Published by the University of Queensland Press, it explores love, relationships and the impact of absence. Jean Harley – wife, mother, lover, dancer – is sunshine in the lives of those around her, but when tragedy strikes they are forced to continue without her. Despite a little unravelling and a few storms, Jean leaves a powerful legacy to abate them. I’ve heard it’s a tear-jerker

Heather is first and foremost a poet, with a number of sole and collaborative collections to her name, and her lyricism is reflected in her exquisite prose.  I recall Heather sharing an extract from the draft of this book last year at a reading with other poets, which has stayed with me, and Heather’s knack for scene-setting is like an intimacy shared, demonstrated by the excerpt she read yesterday from the chapter “Emotional Fishing”. Here’s a snapshot:

Charley sat as far back as he could, feeling out of place, though that was nothing new. His bald head shone under the fluoro lights and the back of his neck itched – an eczema problem that flared up when he was nervous. He kept smoothing his long beard to a point – another nervous tic. One might think he was made of tougher stuff because if this was an eye-for-eye world, here was a man who’d seen things that should’ve blinded him, a man who’d done the sort of things people don’t talk about at the dinner table but read about in newspapers over breakfast…”
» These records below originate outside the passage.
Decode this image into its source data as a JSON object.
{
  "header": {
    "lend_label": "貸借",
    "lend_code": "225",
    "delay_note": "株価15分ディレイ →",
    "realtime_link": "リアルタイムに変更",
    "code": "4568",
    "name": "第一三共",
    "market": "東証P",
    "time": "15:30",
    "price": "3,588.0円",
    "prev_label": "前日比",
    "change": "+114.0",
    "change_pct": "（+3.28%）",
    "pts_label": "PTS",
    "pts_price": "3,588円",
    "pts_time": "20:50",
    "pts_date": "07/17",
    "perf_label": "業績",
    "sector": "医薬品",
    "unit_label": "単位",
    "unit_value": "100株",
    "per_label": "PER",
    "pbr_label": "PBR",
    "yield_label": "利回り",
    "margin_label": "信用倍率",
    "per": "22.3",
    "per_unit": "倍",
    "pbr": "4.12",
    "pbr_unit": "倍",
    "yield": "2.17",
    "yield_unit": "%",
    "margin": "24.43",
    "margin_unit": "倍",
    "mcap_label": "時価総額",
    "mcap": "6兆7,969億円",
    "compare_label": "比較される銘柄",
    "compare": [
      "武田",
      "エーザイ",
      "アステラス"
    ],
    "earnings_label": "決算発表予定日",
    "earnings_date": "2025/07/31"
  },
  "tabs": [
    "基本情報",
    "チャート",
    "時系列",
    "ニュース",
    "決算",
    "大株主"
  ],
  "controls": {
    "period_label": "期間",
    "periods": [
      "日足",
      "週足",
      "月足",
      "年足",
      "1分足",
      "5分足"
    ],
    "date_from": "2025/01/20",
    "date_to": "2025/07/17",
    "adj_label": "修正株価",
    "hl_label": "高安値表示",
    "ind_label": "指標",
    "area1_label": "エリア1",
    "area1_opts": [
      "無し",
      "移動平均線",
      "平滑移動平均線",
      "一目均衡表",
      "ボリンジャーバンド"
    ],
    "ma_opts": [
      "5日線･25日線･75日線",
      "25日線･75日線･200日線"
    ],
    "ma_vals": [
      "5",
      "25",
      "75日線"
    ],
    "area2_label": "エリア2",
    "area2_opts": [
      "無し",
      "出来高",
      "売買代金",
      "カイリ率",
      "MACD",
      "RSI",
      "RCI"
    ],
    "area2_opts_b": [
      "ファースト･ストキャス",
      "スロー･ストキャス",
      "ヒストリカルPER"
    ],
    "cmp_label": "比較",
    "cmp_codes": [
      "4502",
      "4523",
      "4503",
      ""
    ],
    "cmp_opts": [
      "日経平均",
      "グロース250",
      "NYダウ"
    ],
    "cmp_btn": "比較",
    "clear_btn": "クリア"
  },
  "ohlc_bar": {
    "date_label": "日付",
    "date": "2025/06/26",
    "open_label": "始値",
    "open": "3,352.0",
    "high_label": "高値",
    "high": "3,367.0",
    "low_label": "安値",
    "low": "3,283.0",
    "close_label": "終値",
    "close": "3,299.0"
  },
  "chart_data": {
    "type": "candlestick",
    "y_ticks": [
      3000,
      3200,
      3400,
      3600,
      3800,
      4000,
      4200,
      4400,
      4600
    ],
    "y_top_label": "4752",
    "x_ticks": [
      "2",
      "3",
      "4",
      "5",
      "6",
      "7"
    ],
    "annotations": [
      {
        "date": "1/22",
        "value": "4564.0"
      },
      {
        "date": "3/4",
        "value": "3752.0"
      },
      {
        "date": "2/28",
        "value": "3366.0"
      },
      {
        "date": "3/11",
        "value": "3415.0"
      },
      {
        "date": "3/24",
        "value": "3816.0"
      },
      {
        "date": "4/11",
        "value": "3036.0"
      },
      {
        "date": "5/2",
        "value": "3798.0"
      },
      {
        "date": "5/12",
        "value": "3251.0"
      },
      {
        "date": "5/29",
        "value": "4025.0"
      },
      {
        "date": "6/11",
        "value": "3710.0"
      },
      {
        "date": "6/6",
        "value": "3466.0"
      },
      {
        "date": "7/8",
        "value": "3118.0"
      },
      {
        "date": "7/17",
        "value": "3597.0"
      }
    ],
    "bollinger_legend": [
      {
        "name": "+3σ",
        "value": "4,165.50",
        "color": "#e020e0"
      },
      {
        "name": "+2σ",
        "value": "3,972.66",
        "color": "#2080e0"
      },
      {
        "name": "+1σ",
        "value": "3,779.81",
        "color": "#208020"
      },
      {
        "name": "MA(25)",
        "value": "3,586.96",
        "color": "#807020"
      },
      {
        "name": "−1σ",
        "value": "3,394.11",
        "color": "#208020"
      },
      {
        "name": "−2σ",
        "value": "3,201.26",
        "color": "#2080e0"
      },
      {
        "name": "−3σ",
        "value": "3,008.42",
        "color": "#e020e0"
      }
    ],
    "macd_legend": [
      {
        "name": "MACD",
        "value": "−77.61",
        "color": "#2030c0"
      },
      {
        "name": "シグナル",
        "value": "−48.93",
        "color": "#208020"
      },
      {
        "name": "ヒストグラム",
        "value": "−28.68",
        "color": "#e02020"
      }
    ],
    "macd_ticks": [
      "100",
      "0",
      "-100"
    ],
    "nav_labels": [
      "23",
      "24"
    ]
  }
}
Quoted as being “a book to savour” by Hannah Kent, it’s clear this will be another stunning read from an extraordinarily talented writer. A visceral narrative with complex, relatable characters, Heather offers us a world to get lost in, absorb, making us ponder our place in our own.